EXERCISE GOAL: Give back every record that follows, exactly as written.

==================================================

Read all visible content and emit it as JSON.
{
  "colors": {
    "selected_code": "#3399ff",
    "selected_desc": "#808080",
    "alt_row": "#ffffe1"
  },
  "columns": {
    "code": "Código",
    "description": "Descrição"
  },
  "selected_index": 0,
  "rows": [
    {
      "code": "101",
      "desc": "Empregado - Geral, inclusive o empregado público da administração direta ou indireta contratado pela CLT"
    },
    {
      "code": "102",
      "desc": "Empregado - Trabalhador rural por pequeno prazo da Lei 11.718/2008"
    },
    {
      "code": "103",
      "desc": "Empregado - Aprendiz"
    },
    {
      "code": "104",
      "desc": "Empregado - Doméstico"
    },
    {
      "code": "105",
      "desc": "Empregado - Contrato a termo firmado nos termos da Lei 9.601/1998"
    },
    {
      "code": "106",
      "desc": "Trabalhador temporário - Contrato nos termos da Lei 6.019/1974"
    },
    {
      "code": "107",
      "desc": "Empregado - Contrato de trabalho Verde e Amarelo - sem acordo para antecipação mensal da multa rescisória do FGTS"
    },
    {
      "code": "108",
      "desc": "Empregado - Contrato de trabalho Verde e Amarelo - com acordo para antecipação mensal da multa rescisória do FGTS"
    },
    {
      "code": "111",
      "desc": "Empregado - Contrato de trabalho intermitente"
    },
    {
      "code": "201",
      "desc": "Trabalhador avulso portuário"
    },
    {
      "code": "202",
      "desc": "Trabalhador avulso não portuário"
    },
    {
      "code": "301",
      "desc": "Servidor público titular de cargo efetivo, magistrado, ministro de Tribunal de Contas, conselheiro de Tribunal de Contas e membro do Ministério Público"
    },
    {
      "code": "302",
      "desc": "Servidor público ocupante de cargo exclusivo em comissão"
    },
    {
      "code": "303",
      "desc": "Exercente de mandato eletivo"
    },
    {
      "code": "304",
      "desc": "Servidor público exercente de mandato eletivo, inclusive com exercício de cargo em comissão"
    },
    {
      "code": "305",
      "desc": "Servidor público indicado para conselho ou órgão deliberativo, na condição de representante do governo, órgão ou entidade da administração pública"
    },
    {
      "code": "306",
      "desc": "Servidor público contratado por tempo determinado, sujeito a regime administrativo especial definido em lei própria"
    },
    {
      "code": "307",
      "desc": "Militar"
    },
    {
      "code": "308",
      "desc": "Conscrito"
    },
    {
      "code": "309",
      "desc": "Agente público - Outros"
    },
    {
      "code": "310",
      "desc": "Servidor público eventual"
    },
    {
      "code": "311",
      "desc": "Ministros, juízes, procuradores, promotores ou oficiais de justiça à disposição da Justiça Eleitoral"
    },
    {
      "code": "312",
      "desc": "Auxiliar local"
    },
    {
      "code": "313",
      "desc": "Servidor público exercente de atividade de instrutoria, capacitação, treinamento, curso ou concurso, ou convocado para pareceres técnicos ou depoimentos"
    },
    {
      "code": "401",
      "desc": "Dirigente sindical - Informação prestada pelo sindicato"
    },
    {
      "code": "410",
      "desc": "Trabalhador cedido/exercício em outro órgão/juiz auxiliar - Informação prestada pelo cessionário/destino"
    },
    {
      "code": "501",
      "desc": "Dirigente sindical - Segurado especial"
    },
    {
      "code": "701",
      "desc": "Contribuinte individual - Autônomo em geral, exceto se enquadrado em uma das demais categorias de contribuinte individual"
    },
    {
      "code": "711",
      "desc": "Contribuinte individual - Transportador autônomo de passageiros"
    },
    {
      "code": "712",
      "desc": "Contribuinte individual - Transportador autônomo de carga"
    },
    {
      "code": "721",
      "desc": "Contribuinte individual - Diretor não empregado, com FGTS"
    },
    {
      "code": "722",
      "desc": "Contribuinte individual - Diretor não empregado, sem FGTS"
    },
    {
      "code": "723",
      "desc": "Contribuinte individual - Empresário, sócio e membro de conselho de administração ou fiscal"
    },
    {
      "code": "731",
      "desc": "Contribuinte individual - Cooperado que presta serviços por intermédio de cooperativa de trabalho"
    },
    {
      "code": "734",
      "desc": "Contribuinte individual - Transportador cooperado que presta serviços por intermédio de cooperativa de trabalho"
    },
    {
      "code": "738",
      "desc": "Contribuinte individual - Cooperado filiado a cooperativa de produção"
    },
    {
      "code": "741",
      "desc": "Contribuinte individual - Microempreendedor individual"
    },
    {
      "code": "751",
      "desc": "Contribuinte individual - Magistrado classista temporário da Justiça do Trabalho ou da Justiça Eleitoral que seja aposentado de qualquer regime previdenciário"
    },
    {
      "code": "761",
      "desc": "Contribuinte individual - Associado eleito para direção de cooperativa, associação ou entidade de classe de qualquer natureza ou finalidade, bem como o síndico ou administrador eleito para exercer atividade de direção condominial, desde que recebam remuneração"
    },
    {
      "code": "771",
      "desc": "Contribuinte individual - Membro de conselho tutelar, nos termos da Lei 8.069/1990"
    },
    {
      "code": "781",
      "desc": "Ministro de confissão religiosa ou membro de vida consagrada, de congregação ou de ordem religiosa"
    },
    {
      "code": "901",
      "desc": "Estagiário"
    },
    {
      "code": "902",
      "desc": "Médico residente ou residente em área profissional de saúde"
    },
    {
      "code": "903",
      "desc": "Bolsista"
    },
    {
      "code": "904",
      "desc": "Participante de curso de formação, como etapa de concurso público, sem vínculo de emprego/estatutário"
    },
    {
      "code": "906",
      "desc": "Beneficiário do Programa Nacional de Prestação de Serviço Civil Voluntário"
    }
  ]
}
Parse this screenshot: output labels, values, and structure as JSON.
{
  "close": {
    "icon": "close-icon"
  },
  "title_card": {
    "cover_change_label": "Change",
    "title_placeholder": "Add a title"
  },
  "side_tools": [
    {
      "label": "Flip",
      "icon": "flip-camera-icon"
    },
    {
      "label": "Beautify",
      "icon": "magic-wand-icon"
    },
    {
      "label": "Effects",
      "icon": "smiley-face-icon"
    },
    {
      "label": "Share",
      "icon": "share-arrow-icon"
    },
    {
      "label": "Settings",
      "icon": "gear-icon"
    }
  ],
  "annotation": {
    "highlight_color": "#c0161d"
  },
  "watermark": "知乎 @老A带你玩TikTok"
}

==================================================

EXERCISE RESULT:
Read all visible content and emit it as JSON.
{
  "colors": {
    "selected_code": "#3399ff",
    "selected_desc": "#808080",
    "alt_row": "#ffffe1"
  },
  "columns": {
    "code": "Código",
    "description": "Descrição"
  },
  "selected_index": 0,
  "rows": [
    {
      "code": "101",
      "desc": "Empregado - Geral, inclusive o empregado público da administração direta ou indireta contratado pela CLT"
    },
    {
      "code": "102",
      "desc": "Empregado - Trabalhador rural por pequeno prazo da Lei 11.718/2008"
    },
    {
      "code": "103",
      "desc": "Empregado - Aprendiz"
    },
    {
      "code": "104",
      "desc": "Empregado - Doméstico"
    },
    {
      "code": "105",
      "desc": "Empregado - Contrato a termo firmado nos termos da Lei 9.601/1998"
    },
    {
      "code": "106",
      "desc": "Trabalhador temporário - Contrato nos termos da Lei 6.019/1974"
    },
    {
      "code": "107",
      "desc": "Empregado - Contrato de trabalho Verde e Amarelo - sem acordo para antecipação mensal da multa rescisória do FGTS"
    },
    {
      "code": "108",
      "desc": "Empregado - Contrato de trabalho Verde e Amarelo - com acordo para antecipação mensal da multa rescisória do FGTS"
    },
    {
      "code": "111",
      "desc": "Empregado - Contrato de trabalho intermitente"
    },
    {
      "code": "201",
      "desc": "Trabalhador avulso portuário"
    },
    {
      "code": "202",
      "desc": "Trabalhador avulso não portuário"
    },
    {
      "code": "301",
      "desc": "Servidor público titular de cargo efetivo, magistrado, ministro de Tribunal de Contas, conselheiro de Tribunal de Contas e membro do Ministério Público"
    },
    {
      "code": "302",
      "desc": "Servidor público ocupante de cargo exclusivo em comissão"
    },
    {
      "code": "303",
      "desc": "Exercente de mandato eletivo"
    },
    {
      "code": "304",
      "desc": "Servidor público exercente de mandato eletivo, inclusive com exercício de cargo em comissão"
    },
    {
      "code": "305",
      "desc": "Servidor público indicado para conselho ou órgão deliberativo, na condição de representante do governo, órgão ou entidade da administração pública"
    },
    {
      "code": "306",
      "desc": "Servidor público contratado por tempo determinado, sujeito a regime administrativo especial definido em lei própria"
    },
    {
      "code": "307",
      "desc": "Militar"
    },
    {
      "code": "308",
      "desc": "Conscrito"
    },
    {
      "code": "309",
      "desc": "Agente público - Outros"
    },
    {
      "code": "310",
      "desc": "Servidor público eventual"
    },
    {
      "code": "311",
      "desc": "Ministros, juízes, procuradores, promotores ou oficiais de justiça à disposição da Justiça Eleitoral"
    },
    {
      "code": "312",
      "desc": "Auxiliar local"
    },
    {
      "code": "313",
      "desc": "Servidor público exercente de atividade de instrutoria, capacitação, treinamento, curso ou concurso, ou convocado para pareceres técnicos ou depoimentos"
    },
    {
      "code": "401",
      "desc": "Dirigente sindical - Informação prestada pelo sindicato"
    },
    {
      "code": "410",
      "desc": "Trabalhador cedido/exercício em outro órgão/juiz auxiliar - Informação prestada pelo cessionário/destino"
    },
    {
      "code": "501",
      "desc": "Dirigente sindical - Segurado especial"
    },
    {
      "code": "701",
      "desc": "Contribuinte individual - Autônomo em geral, exceto se enquadrado em uma das demais categorias de contribuinte individual"
    },
    {
      "code": "711",
      "desc": "Contribuinte individual - Transportador autônomo de passageiros"
    },
    {
      "code": "712",
      "desc": "Contribuinte individual - Transportador autônomo de carga"
    },
    {
      "code": "721",
      "desc": "Contribuinte individual - Diretor não empregado, com FGTS"
    },
    {
      "code": "722",
      "desc": "Contribuinte individual - Diretor não empregado, sem FGTS"
    },
    {
      "code": "723",
      "desc": "Contribuinte individual - Empresário, sócio e membro de conselho de administração ou fiscal"
    },
    {
      "code": "731",
      "desc": "Contribuinte individual - Cooperado que presta serviços por intermédio de cooperativa de trabalho"
    },
    {
      "code": "734",
      "desc": "Contribuinte individual - Transportador cooperado que presta serviços por intermédio de cooperativa de trabalho"
    },
    {
      "code": "738",
      "desc": "Contribuinte individual - Cooperado filiado a cooperativa de produção"
    },
    {
      "code": "741",
      "desc": "Contribuinte individual - Microempreendedor individual"
    },
    {
      "code": "751",
      "desc": "Contribuinte individual - Magistrado classista temporário da Justiça do Trabalho ou da Justiça Eleitoral que seja aposentado de qualquer regime previdenciário"
    },
    {
      "code": "761",
      "desc": "Contribuinte individual - Associado eleito para direção de cooperativa, associação ou entidade de classe de qualquer natureza ou finalidade, bem como o síndico ou administrador eleito para exercer atividade de direção condominial, desde que recebam remuneração"
    },
    {
      "code": "771",
      "desc": "Contribuinte individual - Membro de conselho tutelar, nos termos da Lei 8.069/1990"
    },
    {
      "code": "781",
      "desc": "Ministro de confissão religiosa ou membro de vida consagrada, de congregação ou de ordem religiosa"
    },
    {
      "code": "901",
      "desc": "Estagiário"
    },
    {
      "code": "902",
      "desc": "Médico residente ou residente em área profissional de saúde"
    },
    {
      "code": "903",
      "desc": "Bolsista"
    },
    {
      "code": "904",
      "desc": "Participante de curso de formação, como etapa de concurso público, sem vínculo de emprego/estatutário"
    },
    {
      "code": "906",
      "desc": "Beneficiário do Programa Nacional de Prestação de Serviço Civil Voluntário"
    }
  ]
}
Parse this screenshot: output labels, values, and structure as JSON.
{
  "close": {
    "icon": "close-icon"
  },
  "title_card": {
    "cover_change_label": "Change",
    "title_placeholder": "Add a title"
  },
  "side_tools": [
    {
      "label": "Flip",
      "icon": "flip-camera-icon"
    },
    {
      "label": "Beautify",
      "icon": "magic-wand-icon"
    },
    {
      "label": "Effects",
      "icon": "smiley-face-icon"
    },
    {
      "label": "Share",
      "icon": "share-arrow-icon"
    },
    {
      "label": "Settings",
      "icon": "gear-icon"
    }
  ],
  "annotation": {
    "highlight_color": "#c0161d"
  },
  "watermark": "知乎 @老A带你玩TikTok"
}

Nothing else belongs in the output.